Foreigners quite often use a bear personification to describe Russia and the connection is correct. The bear, like the biggest country in the world, is a huge animal that weighs between 100 to 700 kilos (220 to 1,543 pounds). If you squint your eyes the right way, Russia’s geographical shape on the map is quite similar to a bear’s silhouette. A bear was the symbol of the 1980 Moscow Olympics, and the image of “Mishka” floating away into the sky after the Games will never be forgotten.
The roots of the bear connected to Russia go deep. The first time this image concerned Russia was in the 16th century, when bears were depicted as shield-bearers on the Muskovy Company emblem (an English company founded in 1596). There was no political colouring, just the attribute of mysterious Muscovites. In the 18th century, this image appeared in politics and represented some monstrous and aggressive creature from the East. In the heat of trade competition between Russia and Great Britain, the latter aimed to impose the most negative image of Russia on the world arena. Among the most significant political caricatures there were titles like “The Russian Bear and her invincible rider encountering the British Legion” and “From Russian Bears, Good Lord deliver me…” This usually shy animal was somehow depicted as cruel and ruthless. The perception of the bear is entirely different in Russia, and, as mentioned, was chosen as the symbol of the Olympics. It is also the symbol of the “United Russia” party.
We should remember that the bear is not a naturally aggressive animal. In fact, its diet is 75 percent vegetarian; the main part of their food intake consists of berries, roots, and sprouts. Still, brown bears may attack young deer, moose, and caribou, but, their prime choice is fish. Spending half of the year in hibernation, they are very lazy and prefer eating honey to hunting. Thus, the most intimidating thing about bears is their size. Surprisingly, these big creatures do not usually attack first, unless their cubs are threatened. Like the noble lion of the jungle, the bear is often regarded as king of the forest. The above statements are true of Russia as well. There is no aggressive bear here. All the negative perception of Russia is imposed on the West at every opportunity. A “Russian bear” is frequently used in the media to describe Russia, but, rarely in a favourable light. Recently, Jaak Aaviksoo, the Estonian Minister of Defence, commenting on the Russian-Georgian conflict, said that the behaviour of the Russian bear had deteriorated. Do you think “deteriorated behaviour” is Russia’s problem? It is more likely the answer. Punch in “Russian bear” into your Internet search engine and negative articles will pop up. But, Russia isn’t a hunter, it prefers a “vegetarian diet”; and it rarely kills people unless provoked. A brutal and clumsy animal has a different face.

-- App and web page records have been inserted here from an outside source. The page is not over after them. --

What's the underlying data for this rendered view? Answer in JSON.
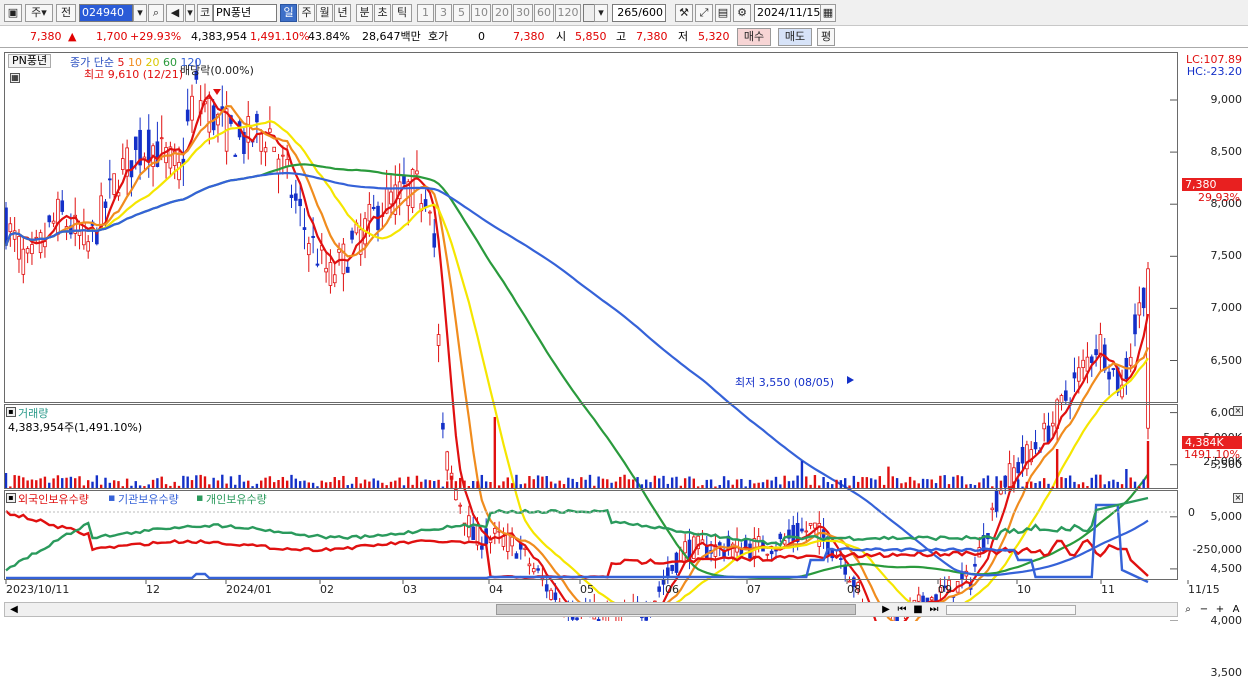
{
  "toolbar": {
    "tab1": "주",
    "tab2": "전",
    "code": "024940",
    "search_icon": "search-icon",
    "speaker_icon": "speaker-icon",
    "market": "코",
    "name": "PN풍년",
    "periods": [
      "일",
      "주",
      "월",
      "년",
      "분",
      "초",
      "틱"
    ],
    "active_period": "일",
    "intervals": [
      "1",
      "3",
      "5",
      "10",
      "20",
      "30",
      "60",
      "120"
    ],
    "count": "265",
    "count_total": "/600",
    "date": "2024/11/15"
  },
  "quote": {
    "price": "7,380",
    "change": "1,700",
    "change_pct": "+29.93%",
    "volume": "4,383,954",
    "vol_ratio": "1,491.10%",
    "turnover": "43.84%",
    "amount": "28,647백만",
    "hoga_label": "호가",
    "hoga": "0",
    "bid_price": "7,380",
    "open_label": "시",
    "open": "5,850",
    "high_label": "고",
    "high": "7,380",
    "low_label": "저",
    "low": "5,320",
    "buy": "매수",
    "sell": "매도",
    "avg": "평"
  },
  "chart": {
    "ticker_tab": "PN풍년",
    "ma_label": "종가 단순",
    "ma_periods": [
      "5",
      "10",
      "20",
      "60",
      "120"
    ],
    "ma_colors": [
      "#e01010",
      "#f08c1e",
      "#f5e600",
      "#2a9a3c",
      "#3562d8"
    ],
    "high_note": "최고 9,610 (12/21)",
    "dividend_note": "배당락(0.00%)",
    "low_note": "최저 3,550 (08/05)",
    "lc": "LC:107.89",
    "hc": "HC:-23.20",
    "price_tag": "7,380",
    "pct_tag": "29.93%",
    "y_ticks": [
      "9,000",
      "8,500",
      "8,000",
      "7,500",
      "7,000",
      "6,500",
      "6,000",
      "5,500",
      "5,000",
      "4,500",
      "4,000",
      "3,500"
    ],
    "up_color": "#e01010",
    "down_color": "#1430c8"
  },
  "volume": {
    "title": "거래량",
    "value": "4,383,954주(1,491.10%)",
    "y_ticks": [
      "5,000K",
      "2,500K"
    ],
    "tag": "4,384K",
    "tag2": "1491.10%"
  },
  "holdings": {
    "series": [
      "외국인보유수량",
      "기관보유수량",
      "개인보유수량"
    ],
    "colors": [
      "#e01010",
      "#3562d8",
      "#2a9a5c"
    ],
    "y_ticks": [
      "0",
      "-250,000"
    ]
  },
  "x_labels": [
    "2023/10/11",
    "12",
    "2024/01",
    "02",
    "03",
    "04",
    "05",
    "06",
    "07",
    "08",
    "09",
    "10",
    "11",
    "11/15"
  ],
  "chart_data": {
    "type": "candlestick",
    "title": "PN풍년",
    "ylim": [
      3300,
      9700
    ],
    "approx_close_by_month": [
      {
        "x": "2023/10",
        "close": 7600
      },
      {
        "x": "2023/11",
        "close": 8000
      },
      {
        "x": "2023/12",
        "close": 8900
      },
      {
        "x": "2024/01",
        "close": 8600
      },
      {
        "x": "2024/02",
        "close": 7800
      },
      {
        "x": "2024/03",
        "close": 4800
      },
      {
        "x": "2024/04",
        "close": 4100
      },
      {
        "x": "2024/05",
        "close": 4100
      },
      {
        "x": "2024/06",
        "close": 4800
      },
      {
        "x": "2024/07",
        "close": 4700
      },
      {
        "x": "2024/08",
        "close": 3900
      },
      {
        "x": "2024/09",
        "close": 4400
      },
      {
        "x": "2024/10",
        "close": 5800
      },
      {
        "x": "2024/11",
        "close": 7380
      }
    ],
    "last": {
      "open": 5850,
      "high": 7380,
      "low": 5320,
      "close": 7380,
      "volume": 4383954
    }
  }
}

The ties between Russia and the bear allegory are very close, but, there is more. Ironically, Russia’s current president has a “bear surname”. In Russian, “bear” is “medved”, and President Dmitri Anatolyevich’s surname is Medvedev (genitive of “medved”). Now, Russians can nod their heads in agreement when foreigners ask, “Are there bears on Red Square?”
19 September 2008
A Russian Briefer